* _ACTION ITEM_
Number of lines with "author" in the data: give that figure by itself.

[Component data from apps and pages]
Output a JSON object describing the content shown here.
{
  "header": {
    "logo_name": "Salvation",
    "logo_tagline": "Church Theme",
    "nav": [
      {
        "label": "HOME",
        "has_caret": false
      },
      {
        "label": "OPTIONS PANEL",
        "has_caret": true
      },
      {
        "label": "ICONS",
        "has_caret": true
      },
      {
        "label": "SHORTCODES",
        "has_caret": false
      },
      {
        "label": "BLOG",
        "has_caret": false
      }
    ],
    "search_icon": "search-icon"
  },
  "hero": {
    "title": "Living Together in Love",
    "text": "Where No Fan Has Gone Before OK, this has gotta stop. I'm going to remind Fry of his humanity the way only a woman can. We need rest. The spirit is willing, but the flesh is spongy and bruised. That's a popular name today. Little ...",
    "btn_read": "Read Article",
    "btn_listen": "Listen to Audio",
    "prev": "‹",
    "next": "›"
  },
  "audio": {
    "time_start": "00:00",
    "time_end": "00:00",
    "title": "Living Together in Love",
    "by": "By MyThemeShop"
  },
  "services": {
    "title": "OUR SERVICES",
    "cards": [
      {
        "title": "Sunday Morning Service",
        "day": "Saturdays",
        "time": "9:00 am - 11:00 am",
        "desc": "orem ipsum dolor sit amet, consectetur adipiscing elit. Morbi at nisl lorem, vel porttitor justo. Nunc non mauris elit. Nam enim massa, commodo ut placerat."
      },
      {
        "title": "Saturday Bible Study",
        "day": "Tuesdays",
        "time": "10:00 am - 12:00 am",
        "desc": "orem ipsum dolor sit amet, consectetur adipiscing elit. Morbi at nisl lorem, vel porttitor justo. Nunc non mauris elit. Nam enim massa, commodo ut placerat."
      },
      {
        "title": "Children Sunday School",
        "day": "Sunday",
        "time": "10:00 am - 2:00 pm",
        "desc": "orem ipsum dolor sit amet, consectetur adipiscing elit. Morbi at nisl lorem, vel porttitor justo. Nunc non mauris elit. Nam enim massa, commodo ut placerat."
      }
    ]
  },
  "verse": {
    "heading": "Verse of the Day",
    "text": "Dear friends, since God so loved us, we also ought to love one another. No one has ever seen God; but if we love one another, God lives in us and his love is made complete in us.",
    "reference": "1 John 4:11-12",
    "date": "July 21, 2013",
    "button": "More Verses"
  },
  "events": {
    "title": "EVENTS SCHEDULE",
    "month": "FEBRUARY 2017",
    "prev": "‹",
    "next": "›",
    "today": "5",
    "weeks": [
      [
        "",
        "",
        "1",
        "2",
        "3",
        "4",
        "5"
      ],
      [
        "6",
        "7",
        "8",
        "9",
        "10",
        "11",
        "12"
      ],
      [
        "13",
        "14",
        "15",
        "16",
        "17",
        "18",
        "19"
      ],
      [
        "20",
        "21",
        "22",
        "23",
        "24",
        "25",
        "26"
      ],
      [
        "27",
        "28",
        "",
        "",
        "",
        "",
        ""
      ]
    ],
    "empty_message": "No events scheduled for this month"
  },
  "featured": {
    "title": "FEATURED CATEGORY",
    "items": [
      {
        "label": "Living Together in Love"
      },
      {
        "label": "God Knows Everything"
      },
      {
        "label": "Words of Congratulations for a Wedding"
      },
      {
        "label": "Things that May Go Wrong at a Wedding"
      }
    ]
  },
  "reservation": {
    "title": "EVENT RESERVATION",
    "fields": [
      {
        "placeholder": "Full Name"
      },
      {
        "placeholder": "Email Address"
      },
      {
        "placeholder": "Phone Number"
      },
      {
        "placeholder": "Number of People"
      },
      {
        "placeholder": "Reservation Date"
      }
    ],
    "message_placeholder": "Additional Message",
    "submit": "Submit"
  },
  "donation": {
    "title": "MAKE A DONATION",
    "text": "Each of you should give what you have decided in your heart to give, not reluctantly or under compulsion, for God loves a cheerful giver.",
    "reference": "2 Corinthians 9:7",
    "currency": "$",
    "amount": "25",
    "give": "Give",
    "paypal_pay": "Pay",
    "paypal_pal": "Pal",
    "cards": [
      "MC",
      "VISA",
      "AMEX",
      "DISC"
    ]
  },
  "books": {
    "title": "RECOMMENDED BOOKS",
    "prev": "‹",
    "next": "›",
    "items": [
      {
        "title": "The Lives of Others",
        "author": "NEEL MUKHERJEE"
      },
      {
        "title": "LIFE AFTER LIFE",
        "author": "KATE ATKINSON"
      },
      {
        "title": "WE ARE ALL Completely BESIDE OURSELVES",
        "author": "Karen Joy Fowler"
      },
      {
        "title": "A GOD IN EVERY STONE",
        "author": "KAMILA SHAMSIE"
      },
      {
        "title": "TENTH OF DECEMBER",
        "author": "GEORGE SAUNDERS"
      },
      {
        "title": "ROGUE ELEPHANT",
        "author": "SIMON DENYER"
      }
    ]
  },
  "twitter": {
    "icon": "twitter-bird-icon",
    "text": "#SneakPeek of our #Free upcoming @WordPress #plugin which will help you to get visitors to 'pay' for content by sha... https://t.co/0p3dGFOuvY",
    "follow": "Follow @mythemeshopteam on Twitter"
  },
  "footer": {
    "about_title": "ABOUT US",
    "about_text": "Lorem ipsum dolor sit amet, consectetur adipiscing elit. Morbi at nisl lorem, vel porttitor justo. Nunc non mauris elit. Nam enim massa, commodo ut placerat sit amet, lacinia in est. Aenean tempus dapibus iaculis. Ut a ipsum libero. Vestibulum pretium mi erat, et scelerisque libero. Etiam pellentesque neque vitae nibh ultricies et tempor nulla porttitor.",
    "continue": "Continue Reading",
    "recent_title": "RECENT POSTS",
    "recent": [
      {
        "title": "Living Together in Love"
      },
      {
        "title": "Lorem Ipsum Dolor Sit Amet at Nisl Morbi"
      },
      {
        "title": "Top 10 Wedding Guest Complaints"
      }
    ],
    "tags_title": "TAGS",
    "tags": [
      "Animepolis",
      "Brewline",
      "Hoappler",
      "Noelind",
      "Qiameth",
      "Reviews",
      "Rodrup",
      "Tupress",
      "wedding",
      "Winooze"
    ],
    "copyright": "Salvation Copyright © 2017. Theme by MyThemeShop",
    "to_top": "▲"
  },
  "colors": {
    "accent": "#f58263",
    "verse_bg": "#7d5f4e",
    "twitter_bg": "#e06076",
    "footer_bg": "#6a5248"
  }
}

* _REPLY TO THE EXERCISE_
6